Objective: Few data exist measuring the effect of differentiating drug-drug interaction (DDI) alerts in computerized provider order entry systems (CPOE) by level of severity ("tiering"). We sought to determine if rates of provider compliance with DDI alerts in the inpatient setting differed when a tiered presentation was implemented.
Design: We performed a retrospective analysis of alert log data on hospitalized patients at two academic medical centers during the period from 2/1/2004 through 2/1/2005. Both inpatient CPOE systems used the same DDI checking service, but one displayed alerts differentially by severity level (tiered presentation, including hard stops for the most severe alerts) while the other did not. Participants were adult inpatients who generated a DDI alert, and providers who wrote the orders. Alerts were presented during the order entry process, providing the clinician with the opportunity to change the patient's medication orders to avoid the interaction.
Measurements: Rate of compliance to alerts at a tiered site compared to a non-tiered site.
Results: We reviewed 71,350 alerts, of which 39,474 occurred at the non-tiered site and 31,876 at the tiered site. Compliance with DDI alerts was significantly higher at the site with tiered DDI alerts compared to the non-tiered site (29% vs. 10%, p < 0.001). At the tiered site, 100% of the most severe alerts were accepted, vs. only 34% at the non-tiered site; moderately severe alerts were also more likely to be accepted at the tiered site (29% vs. 10%).

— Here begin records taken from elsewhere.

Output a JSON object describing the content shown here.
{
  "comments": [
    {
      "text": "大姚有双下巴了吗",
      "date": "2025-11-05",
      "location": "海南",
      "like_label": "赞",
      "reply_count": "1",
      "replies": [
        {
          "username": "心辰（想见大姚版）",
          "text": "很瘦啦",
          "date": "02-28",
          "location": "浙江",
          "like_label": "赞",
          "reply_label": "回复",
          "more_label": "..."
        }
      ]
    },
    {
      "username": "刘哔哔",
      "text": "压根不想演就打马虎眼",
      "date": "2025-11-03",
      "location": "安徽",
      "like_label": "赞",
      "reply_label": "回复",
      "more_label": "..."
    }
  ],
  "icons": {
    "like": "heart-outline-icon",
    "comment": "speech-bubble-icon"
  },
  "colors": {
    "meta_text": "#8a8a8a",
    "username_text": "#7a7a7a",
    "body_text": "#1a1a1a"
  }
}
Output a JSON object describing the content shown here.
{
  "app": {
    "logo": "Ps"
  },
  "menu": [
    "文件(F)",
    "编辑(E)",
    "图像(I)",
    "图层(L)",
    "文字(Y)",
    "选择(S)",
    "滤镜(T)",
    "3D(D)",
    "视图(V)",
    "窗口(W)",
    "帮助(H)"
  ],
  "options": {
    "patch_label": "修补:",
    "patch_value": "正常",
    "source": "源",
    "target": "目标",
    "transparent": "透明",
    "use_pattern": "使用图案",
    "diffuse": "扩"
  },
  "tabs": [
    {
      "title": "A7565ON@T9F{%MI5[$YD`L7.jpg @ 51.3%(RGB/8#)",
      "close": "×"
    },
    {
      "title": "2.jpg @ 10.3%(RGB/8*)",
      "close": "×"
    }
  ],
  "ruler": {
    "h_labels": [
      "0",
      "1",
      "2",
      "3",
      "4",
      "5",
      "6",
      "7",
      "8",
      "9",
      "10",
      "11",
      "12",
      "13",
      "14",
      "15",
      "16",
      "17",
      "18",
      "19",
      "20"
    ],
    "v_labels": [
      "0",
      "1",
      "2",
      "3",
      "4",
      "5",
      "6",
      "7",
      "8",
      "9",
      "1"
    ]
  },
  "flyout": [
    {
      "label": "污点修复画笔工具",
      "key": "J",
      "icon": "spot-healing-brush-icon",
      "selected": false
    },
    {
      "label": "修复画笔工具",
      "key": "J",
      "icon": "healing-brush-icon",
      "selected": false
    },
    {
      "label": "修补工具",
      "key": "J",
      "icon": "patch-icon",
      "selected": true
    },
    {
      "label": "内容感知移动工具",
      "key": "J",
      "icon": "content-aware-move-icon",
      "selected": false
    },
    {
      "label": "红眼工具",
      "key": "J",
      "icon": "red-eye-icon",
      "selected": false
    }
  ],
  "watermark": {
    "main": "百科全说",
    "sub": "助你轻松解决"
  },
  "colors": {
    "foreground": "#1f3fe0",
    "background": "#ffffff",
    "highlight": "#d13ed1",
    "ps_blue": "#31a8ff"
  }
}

Conclusion: Tiered alerting by severity was associated with higher compliance rates of DDI alerts in the inpatient setting, and lack of tiering was associated with a high override rate of more severe alerts.